Wednesday, July 3, 2013

My Review of the Surface RT Tablet

Thank you Microsoft! 
Can you believe that 10,000 educators received a free Surface RT tablet at the ISTE conference?  And I'm one of the lucky "few".  This tablet has a $495.00 value.  Check it out on Amazon.

When I first opened my Surface, I felt a bit out of my comfort zone.  I did not have much experience with Windows 8. 
It didn't take me long to get used to navigating Windows 8.  I like this video on Windows 8 for anyone feeling overwhelmed or confused.  Humorous but thorough.  

Here are the features I liked that make the Surface RT better than an iPad.  I know you're thinking, did Deb really say, "Better than an iPad?"  Yes, I sure did.  

  • The External Keyboard! - We were given a keyboard that snaps magnetically to the tablet.  And it is one sweet keyboard!  It is flat with slightly raised keys and a very nice mouse pad (works similar to my MacBook Air).  One really useful feature is that the keys play a clicking noise when touched, so there is no question as to whether a key was pushed.  The back side of the keyboard is made of a soft felt (to clean the screen of the tablet perhaps?).

  • The Lock Screen - To use the tablet, you first must set up a Microsoft Account using an existing email address.  You also choose a password.  Then, to get onto your device, you simply click or touch anywhere and enter your password to get onto the tablet.  

  • The Keyboard on the Tablet- If I choose not to use the external keyboard, I can simply use the keyboard on the tablet.  It is the size of a full keyboard.  I am getting used to it.  It seems to be much more sensitive than the keyboard on an iPad.
  • Numbers and Symbols -Notice that when I touch the key to type numbers, I get symbols and a number pad.  I use the number pad all the time on a regular keyboard, so this is great for me.  My only complaint is that I can't rest my hands on the tablet keyboard because it will type what ever I am touching.
  • A USB Port - The Surface RT tablet has a USB port!  Why is this useful?  I can connect my printer with a USB connection, I can connect a jump drive, a mouse, a camera etc.  I have always wished that an iPad would have this feature.  I printed a document from the Surface to my printer with no need for downloading software or fuss.  Just connect the USB from my printer and print.  LOVE IT!

  • The Stand - On the back of the Surface there is a fold-out stand.  It does not close unless I want it to close.  One of my biggest complaints of the iPad is that you have to purchase a cover with a stand to allow the iPad to stand up.  And most covers and stands are flimsy and don't hold up well.

  • Lastly, the Camera.  To show you how well the camera and video recorder work, I took some pictures and created a video for your enjoyment.  You can decide if you think the camera and video are as good as an iPad. 
Photo taken of our back yard taken with the Surface RT.

Make your own slideshow at Animoto.

There are still some features that I need to figure out and work around, such as how to share a video that I take.  I'm used to using the app by Apple to transfer pictures and videos to my PC.  I haven't found a comparable Windows app.
There are not as many apps available from the Windows store as there are from the Apple Store. 

In my opinion, the Surface RT has huge potential in the classroom.   Of course I still love my iPad and will use it as well.  I always find that the more devices, platforms and operating systems I am familiar with, the better.  This goes for students as well.  Students should be introduced to a variety of devices and should learn how to become familiar with them.  After all, devices, platforms and operating systems are going to continue change throughout their lives.  


EdTechSandyK said...

Thanks for sharing your thoughts on the Surface RT! I, too, have been experimenting with the one I received at ISTE.

Here's a couple of things your post made me think of - have you noticed you can change the kind of onscreen keyboard you're using?

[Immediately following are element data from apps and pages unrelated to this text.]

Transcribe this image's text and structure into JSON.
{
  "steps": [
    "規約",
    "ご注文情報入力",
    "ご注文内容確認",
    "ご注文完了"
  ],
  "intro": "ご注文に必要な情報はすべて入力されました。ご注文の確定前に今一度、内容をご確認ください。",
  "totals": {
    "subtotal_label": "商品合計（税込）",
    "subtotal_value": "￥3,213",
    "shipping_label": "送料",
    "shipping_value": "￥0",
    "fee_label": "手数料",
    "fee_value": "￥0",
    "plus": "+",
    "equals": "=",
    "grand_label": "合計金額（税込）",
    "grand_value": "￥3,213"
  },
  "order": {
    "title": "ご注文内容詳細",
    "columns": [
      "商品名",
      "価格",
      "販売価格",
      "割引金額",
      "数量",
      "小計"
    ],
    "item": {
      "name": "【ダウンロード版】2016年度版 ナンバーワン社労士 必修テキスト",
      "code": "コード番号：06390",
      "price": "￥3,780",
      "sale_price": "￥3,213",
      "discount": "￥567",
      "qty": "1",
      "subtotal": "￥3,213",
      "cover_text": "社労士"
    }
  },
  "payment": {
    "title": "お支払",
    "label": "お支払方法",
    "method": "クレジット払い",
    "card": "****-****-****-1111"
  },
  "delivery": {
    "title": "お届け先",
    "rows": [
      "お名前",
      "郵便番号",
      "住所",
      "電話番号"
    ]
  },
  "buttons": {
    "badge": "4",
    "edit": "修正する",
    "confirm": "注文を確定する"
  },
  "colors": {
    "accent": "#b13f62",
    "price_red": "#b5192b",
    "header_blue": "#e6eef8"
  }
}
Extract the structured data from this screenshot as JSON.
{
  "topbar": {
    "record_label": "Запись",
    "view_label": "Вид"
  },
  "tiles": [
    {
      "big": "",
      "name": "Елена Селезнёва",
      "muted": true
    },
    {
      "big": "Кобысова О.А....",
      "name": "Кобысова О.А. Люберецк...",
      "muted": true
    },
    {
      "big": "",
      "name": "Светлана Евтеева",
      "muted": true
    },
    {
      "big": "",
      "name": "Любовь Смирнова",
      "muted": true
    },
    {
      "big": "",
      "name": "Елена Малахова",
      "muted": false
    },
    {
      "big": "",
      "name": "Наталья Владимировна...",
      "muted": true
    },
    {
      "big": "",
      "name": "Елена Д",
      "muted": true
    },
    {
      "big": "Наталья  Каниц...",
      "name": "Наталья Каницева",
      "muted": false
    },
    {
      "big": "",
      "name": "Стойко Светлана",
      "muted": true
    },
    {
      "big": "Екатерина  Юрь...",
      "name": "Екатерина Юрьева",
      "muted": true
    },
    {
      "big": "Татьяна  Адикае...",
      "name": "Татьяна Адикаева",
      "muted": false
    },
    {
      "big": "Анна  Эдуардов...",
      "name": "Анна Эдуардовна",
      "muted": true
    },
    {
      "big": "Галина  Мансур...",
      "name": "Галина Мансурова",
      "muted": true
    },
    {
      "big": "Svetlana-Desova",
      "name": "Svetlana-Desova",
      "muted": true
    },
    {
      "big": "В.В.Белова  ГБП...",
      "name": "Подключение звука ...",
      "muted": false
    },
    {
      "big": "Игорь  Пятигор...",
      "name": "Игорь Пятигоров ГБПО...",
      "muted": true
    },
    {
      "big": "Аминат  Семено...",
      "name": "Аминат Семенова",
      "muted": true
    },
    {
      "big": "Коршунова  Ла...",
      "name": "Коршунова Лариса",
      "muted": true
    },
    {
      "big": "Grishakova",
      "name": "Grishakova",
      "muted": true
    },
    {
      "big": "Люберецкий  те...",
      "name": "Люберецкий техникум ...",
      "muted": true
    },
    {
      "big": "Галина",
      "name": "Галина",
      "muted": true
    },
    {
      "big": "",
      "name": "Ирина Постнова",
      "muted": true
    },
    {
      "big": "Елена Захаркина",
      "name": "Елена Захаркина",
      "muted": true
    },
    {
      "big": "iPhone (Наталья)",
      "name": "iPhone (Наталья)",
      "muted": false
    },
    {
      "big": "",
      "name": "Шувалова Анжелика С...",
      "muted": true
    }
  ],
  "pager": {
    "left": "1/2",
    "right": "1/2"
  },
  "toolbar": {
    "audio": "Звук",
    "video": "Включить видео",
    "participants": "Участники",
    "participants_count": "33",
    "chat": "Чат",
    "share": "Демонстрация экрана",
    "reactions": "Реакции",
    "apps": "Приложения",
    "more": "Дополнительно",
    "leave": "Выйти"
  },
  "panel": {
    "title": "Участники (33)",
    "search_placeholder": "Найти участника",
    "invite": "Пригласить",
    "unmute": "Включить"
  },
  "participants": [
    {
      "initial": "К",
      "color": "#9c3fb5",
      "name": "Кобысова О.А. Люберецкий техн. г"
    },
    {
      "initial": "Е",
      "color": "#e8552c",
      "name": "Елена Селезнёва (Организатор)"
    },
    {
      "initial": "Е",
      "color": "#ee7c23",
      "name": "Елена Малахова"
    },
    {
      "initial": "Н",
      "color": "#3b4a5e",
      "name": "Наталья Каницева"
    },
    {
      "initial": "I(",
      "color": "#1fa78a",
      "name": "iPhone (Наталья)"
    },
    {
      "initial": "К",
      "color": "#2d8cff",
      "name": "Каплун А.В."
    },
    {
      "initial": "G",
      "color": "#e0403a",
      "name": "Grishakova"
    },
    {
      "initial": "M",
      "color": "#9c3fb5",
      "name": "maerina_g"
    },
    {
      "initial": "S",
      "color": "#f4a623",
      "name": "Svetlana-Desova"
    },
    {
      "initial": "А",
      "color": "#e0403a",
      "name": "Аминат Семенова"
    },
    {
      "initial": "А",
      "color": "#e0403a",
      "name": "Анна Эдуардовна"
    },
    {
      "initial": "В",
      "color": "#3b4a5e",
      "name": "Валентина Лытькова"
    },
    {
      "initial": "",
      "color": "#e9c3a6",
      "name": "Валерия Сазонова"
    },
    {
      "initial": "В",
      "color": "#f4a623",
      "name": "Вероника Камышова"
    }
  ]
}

At the bottom right of the onscreen keyboard is a keyboard "key". Tap it, and you can choose to use a full keyboard just like the one on any standard computer. I LOVE not having to go to a second screen to get my numbers and special characters. (That's one of the things that annoys me about the iOS onscreen keyboard).

As far as sharing goes, if you swipe in from the RIGHT on the screen, you will see a SHARE icon. I haven't set everything up yet that I need to to make it work, but I do believe that is the key to sending things by email, Twitter, etc.

Thanks for posting the video. So far I've been finding things out by experimentation or asking others who've used Windows 8 before. Closing programs and finding all the open ones are still a little awkward for me. I'll for sure be watching the video you posted. :-)

Deb Norton said...

Thanks for the tip on the keyboard key. Very helpful. I have used the SHARE icon and am finding it pretty useful. You have to give permissions to the different apps in order to use the SHARE feature.
I really like using Chrome as my browser, so I can't wait until Windows 8 allows for the download of Chrome.

Anonymous said...

Just a quick clarification, Deb: it isn't Windows 8 RT that doesn't allow for the download of Chrome, it is Google choosing not to support Windows 8 RT. There isn't anything Microsoft can do - Google gets to choose what devices they build for, they don't particularly want a competitor to the Chromebook, probably won't get Chrome for the RT. =[